Scores of people attended the Remembrance Sunday services on Kingston’s Memorial Square last week.
It was an opportunity to commemorate the Armed Forces in both Britain and the Commonwealth, as well as their families, and the vital role they have played.
The procession started at approximately 11am when the Queen’s representative, followed by Kingston mayor Sushila Abraham, laid the first two Wreaths.
Policemen, volunteer police cadets and sea cadets were all geared up for the important national day. War veterans such as Tim Wood were also in attendance. Wood served as a captain in the British army, and came to the services “to remember those even more than one does normally”.
Members of Kingston’s All Saints Church Choir the mayor, along with the public, payed tribute to those who have lost their lives as a result of conflict or terrorism.
Rt. Revd Richard Cheetman, the Bishop of Kingston, said: “Remembrance is a vital and deep time for many of us. We reflect on our human capacity, its strains, concerns and strengths. We look ahead to work for justice, reconciliation and peace.”
Revd William Allberry from All Saints Church named thirty Kingston’s veterans whom “we still honour and remember today”.

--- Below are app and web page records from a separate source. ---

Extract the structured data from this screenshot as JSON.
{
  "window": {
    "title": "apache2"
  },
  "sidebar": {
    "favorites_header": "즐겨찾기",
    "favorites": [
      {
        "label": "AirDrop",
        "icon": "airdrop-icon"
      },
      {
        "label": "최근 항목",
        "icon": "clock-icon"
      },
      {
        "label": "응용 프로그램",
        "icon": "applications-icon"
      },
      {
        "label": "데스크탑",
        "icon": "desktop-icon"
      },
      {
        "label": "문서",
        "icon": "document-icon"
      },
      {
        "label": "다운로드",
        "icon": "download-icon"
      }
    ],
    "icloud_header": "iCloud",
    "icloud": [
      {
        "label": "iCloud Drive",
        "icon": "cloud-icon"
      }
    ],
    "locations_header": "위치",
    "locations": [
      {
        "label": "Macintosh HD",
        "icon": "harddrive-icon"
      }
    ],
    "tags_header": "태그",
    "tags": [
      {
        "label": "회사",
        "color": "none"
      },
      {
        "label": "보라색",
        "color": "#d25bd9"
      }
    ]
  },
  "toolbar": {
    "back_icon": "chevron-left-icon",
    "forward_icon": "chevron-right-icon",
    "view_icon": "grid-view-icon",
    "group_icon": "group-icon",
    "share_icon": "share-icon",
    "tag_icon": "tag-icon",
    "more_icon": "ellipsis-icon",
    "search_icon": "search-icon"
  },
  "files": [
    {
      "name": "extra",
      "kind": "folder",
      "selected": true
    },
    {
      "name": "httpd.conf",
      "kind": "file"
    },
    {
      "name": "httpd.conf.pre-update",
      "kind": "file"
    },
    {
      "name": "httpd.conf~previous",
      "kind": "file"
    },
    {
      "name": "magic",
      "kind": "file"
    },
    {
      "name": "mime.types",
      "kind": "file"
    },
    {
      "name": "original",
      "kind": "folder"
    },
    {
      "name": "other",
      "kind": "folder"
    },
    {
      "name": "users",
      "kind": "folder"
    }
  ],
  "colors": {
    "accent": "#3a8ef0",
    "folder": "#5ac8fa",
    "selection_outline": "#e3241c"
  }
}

The gloomy day on which the order of service took place ended with a march-past to the Guildhall where the mayor took the salute.